Friday, September 19, 2008
Orasimcha. "Žižek For Jews." JEWCY.COM August 26, 2008.

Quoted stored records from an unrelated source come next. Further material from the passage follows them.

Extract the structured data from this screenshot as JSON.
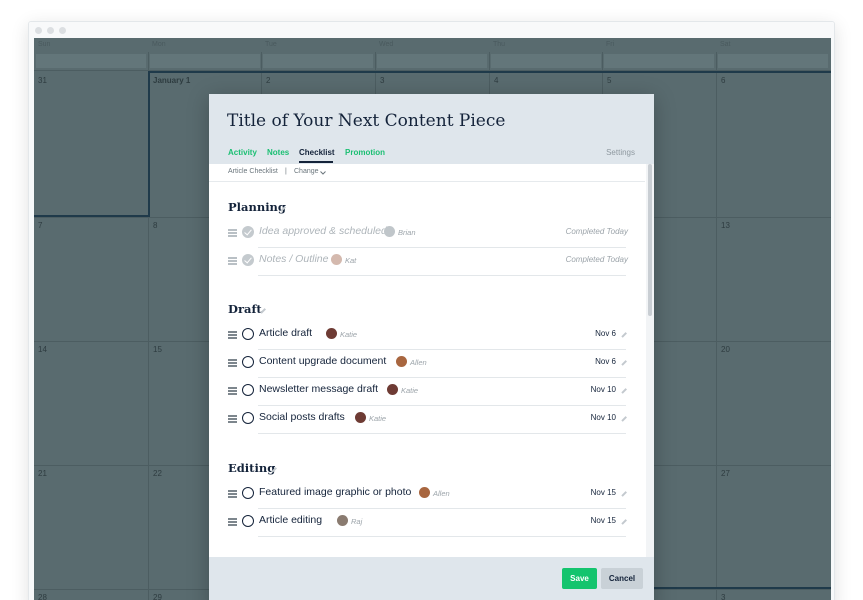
{
  "calendar": {
    "days": [
      "Sun",
      "Mon",
      "Tue",
      "Wed",
      "Thu",
      "Fri",
      "Sat"
    ],
    "dates": [
      "31",
      "January 1",
      "2",
      "3",
      "4",
      "5",
      "6",
      "7",
      "8",
      "13",
      "14",
      "15",
      "20",
      "21",
      "22",
      "27",
      "28",
      "29",
      "3"
    ]
  },
  "modal": {
    "title": "Title of Your Next Content Piece",
    "tabs": [
      "Activity",
      "Notes",
      "Checklist",
      "Promotion"
    ],
    "active_tab": "Checklist",
    "settings": "Settings",
    "checklist_name": "Article Checklist",
    "separator": "|",
    "change": "Change",
    "sections": [
      {
        "title": "Planning",
        "items": [
          {
            "label": "Idea approved & scheduled",
            "assignee": "Brian",
            "due": "Completed Today",
            "done": true,
            "avatar_color": "#c0c6ca"
          },
          {
            "label": "Notes / Outline",
            "assignee": "Kat",
            "due": "Completed Today",
            "done": true,
            "avatar_color": "#d4b9ae"
          }
        ]
      },
      {
        "title": "Draft",
        "items": [
          {
            "label": "Article draft",
            "assignee": "Katie",
            "due": "Nov 6",
            "done": false,
            "avatar_color": "#6e3b34"
          },
          {
            "label": "Content upgrade document",
            "assignee": "Allen",
            "due": "Nov 6",
            "done": false,
            "avatar_color": "#a8663f"
          },
          {
            "label": "Newsletter message draft",
            "assignee": "Katie",
            "due": "Nov 10",
            "done": false,
            "avatar_color": "#6e3b34"
          },
          {
            "label": "Social posts drafts",
            "assignee": "Katie",
            "due": "Nov 10",
            "done": false,
            "avatar_color": "#6e3b34"
          }
        ]
      },
      {
        "title": "Editing",
        "items": [
          {
            "label": "Featured image graphic or photo",
            "assignee": "Allen",
            "due": "Nov 15",
            "done": false,
            "avatar_color": "#a8663f"
          },
          {
            "label": "Article editing",
            "assignee": "Raj",
            "due": "Nov 15",
            "done": false,
            "avatar_color": "#8a7b70"
          }
        ]
      }
    ],
    "buttons": {
      "save": "Save",
      "cancel": "Cancel"
    }
  },
  "colors": {
    "accent": "#14c46e",
    "text_dark": "#14233a",
    "calendar_bg": "#596b6f"
  }
}
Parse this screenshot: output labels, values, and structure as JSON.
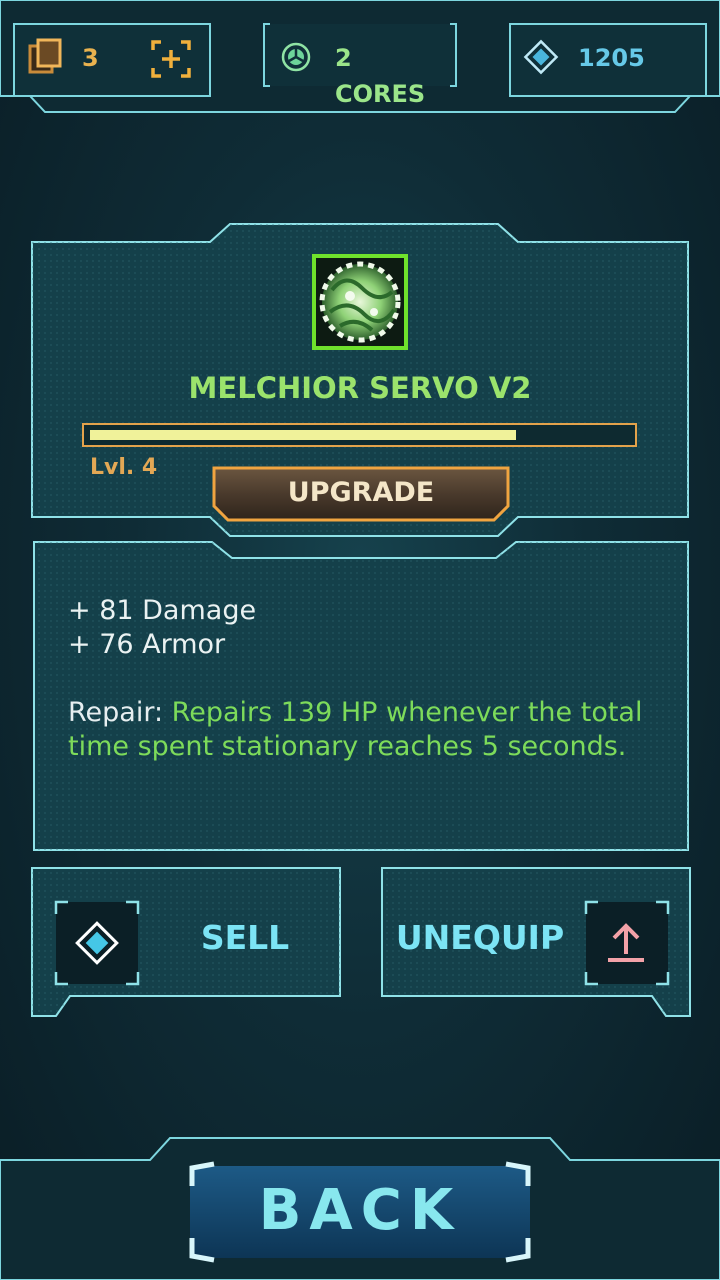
{
  "hud": {
    "cards_count": "3",
    "cores_label": "2 CORES",
    "gems_count": "1205",
    "icons": [
      "cards-icon",
      "add-bracket-icon",
      "core-icon",
      "diamond-icon"
    ]
  },
  "item": {
    "name": "MELCHIOR SERVO V2",
    "level_label": "Lvl. 4",
    "progress_fraction": 0.79,
    "upgrade_label": "UPGRADE",
    "icon": "servo-gear-icon"
  },
  "stats": {
    "damage": "+ 81 Damage",
    "armor": "+ 76 Armor",
    "repair_label": "Repair: ",
    "repair_text": "Repairs 139 HP whenever the total time spent stationary reaches 5 seconds."
  },
  "actions": {
    "sell_label": "SELL",
    "unequip_label": "UNEQUIP",
    "sell_icon": "diamond-icon",
    "unequip_icon": "upload-arrow-icon"
  },
  "footer": {
    "back_label": "BACK"
  },
  "colors": {
    "accent_cyan": "#7ce4f5",
    "item_green": "#9be36c",
    "gold": "#e3a855",
    "progress_fill": "#f0f29a",
    "panel_border": "#8fe2e8"
  }
}
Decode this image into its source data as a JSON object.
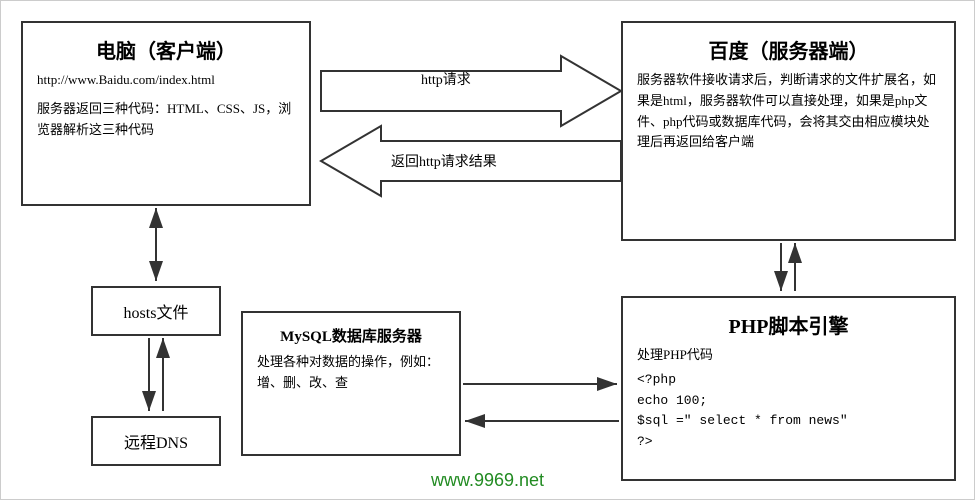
{
  "client": {
    "title": "电脑（客户端）",
    "url": "http://www.Baidu.com/index.html",
    "description": "服务器返回三种代码：HTML、CSS、JS，浏览器解析这三种代码"
  },
  "server": {
    "title": "百度（服务器端）",
    "description": "服务器软件接收请求后，判断请求的文件扩展名，如果是html，服务器软件可以直接处理，如果是php文件、php代码或数据库代码，会将其交由相应模块处理后再返回给客户端"
  },
  "hosts": {
    "label": "hosts文件"
  },
  "dns": {
    "label": "远程DNS"
  },
  "mysql": {
    "title": "MySQL数据库服务器",
    "description": "处理各种对数据的操作，例如：增、删、改、查"
  },
  "php": {
    "title": "PHP脚本引擎",
    "process": "处理PHP代码",
    "code_line1": "<?php",
    "code_line2": "  echo 100;",
    "code_line3": "  $sql =\" select * from news\"",
    "code_line4": "?>"
  },
  "arrows": {
    "http_request": "http请求",
    "http_response": "返回http请求结果"
  },
  "watermark": "www.9969.net"
}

Zizek, Slavoj. In Defense of Lost Causes. London: Verso, 2007. Slavoj Žižek declares in his latest opus, In Defense of Lost Causes (Verso), that while postmodernism has caused (or allowed) every other kind of racial, social, and cultural identity to be in flux, Jewish identity appears to have become fixed in a simple equation in which Jews=Zionists=racists (thank you, UN) Jews are expected, he says (in his usual difficult prose) to “yield with regard to their name”—that is, “in the liberal multiculturalist perspective, all groups can assert their identity – except Jews, whose very self-assertion equals Zionist racism.” Žižek, an internationally reknowned intellectual, has been at the cutting edge of social and political theory for almost two decades, and apparently strives to be an outsider. It is therefore no surprise that he has developed an interest in Jews, as such. Žižek cares so much about Jewish identity because he identifies as Jewish. Not literally. He is no more a Jew than Joe Lieberman is a liberal. Rather, Žižek, a product of Slovenia, a country torn by the last century’s wars, sees in the Jewish experience a representation of contemporary experience that is far more subtle than a chaotic and relativistic mash-up of identity politics. Was it not, as Žižek says, that “in the history of modern Europe, those who stood for the striving for universality were precisely atheist Jews from Spinoza to Marx and Freud?" The irony is that throughout the history of anti-Semitism, Jews stand for both of these poles. They're either too insistent on being 'Jewish,' so much so that they never integrate fully in the societies in which they live; or, conversely, reveling in a stereotypically homeless cosmopolitanism indifferent, if not hostile, to religion and ethnicity. The first thing to recall is thus that this struggle is (also) inherent to Jewish identity. And, perhaps, this Jewish struggle is our central struggle today: the struggle between fidelity to the Messianic impulse and the reactive (…) “politics of fear” which focuses on preserving one’s particular identity. . . . Read the rest here: http://www.jewcy.com/post/zizek_jews.